Citing PatentFiling datePublication dateApplicantTitle
US5916827 *Jun 29, 1998Jun 29, 1999Exothermic Distribution CorporationBriquette includes carbon fines, and a powder of an element or oxide selected from iron, iron oxide, chromium, chromium oxide, nickel, nickel oxide in larger quantity being sufficient to suppress slippery nature of carbon
US6964691 *Sep 22, 2003Nov 15, 2005Nalco CompanyMixing aqueous emulsion comprising reactive polymers, producing synthetic oils; ethylene-vinyl acetate copolymer, ethylene-vinyl alcohol copolymer, polyacrylic acid, vinyl acetate-vinyl alcohol copolymer; acid-free, dustless, nontoxic
EP1063277A2 *Jun 22, 2000Dec 27, 2000Borden Chemical Uk LimitedFuel briquetting composition and the manufacturing of fuel briquettes using it
WO1997013827A1 *Oct 10, 1996Apr 17, 1997Ashland IncBriquetting of mineral fines
Classifications
U.S. Classification44/553, 44/596
International ClassificationC10L5/14
Cooperative ClassificationC10L5/14
European ClassificationC10L5/14
Legal Events
DateCodeEventDescription
Apr 22, 1997FPExpired due to failure to pay maintenance fee
Effective date: 19970212
Feb 9, 1997LAPSLapse for failure to pay maintenance fees
Sep 17, 1996REMIMaintenance fee reminder mailed
Jul 15, 1992FPAYFee payment
Year of fee payment: 4
Mar 9, 1987ASAssignment

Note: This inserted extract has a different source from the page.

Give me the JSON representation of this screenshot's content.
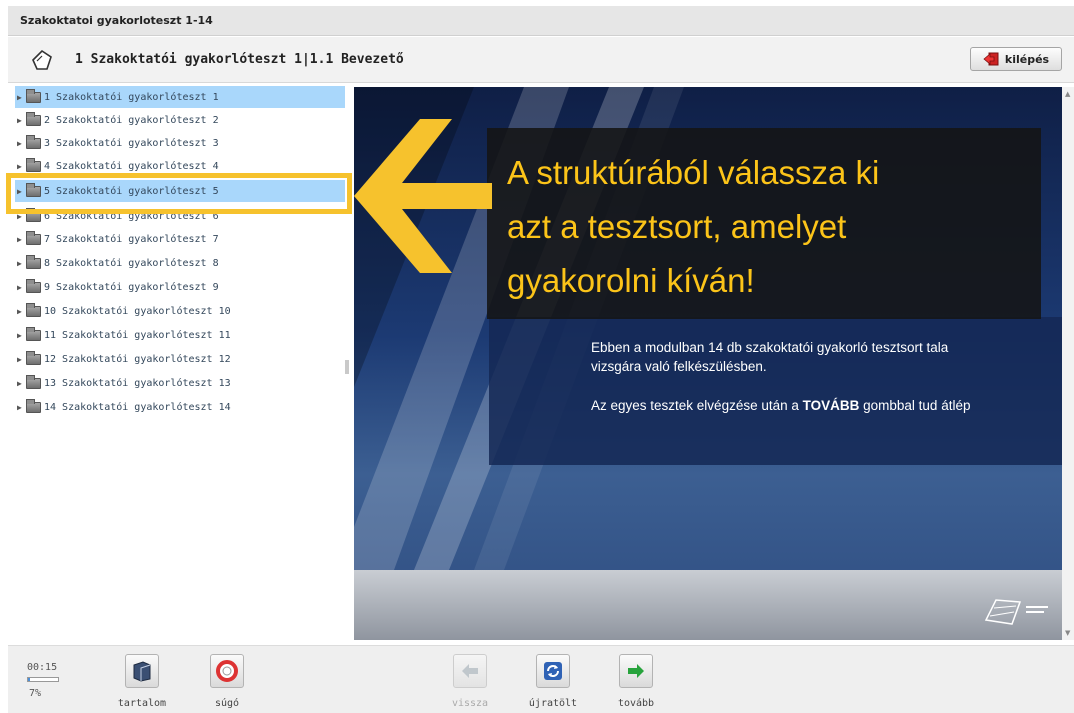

Owner name: FOSROC INTERNATIONAL LIMITED, 285 LONG ACRE, NECHE
Free format text: ASSIGNMENT OF ASSIGNORS INTEREST.;ASSIGNOR:VILES, ROBERT F.;REEL/FRAME:004675/0584
Effective date: 19870219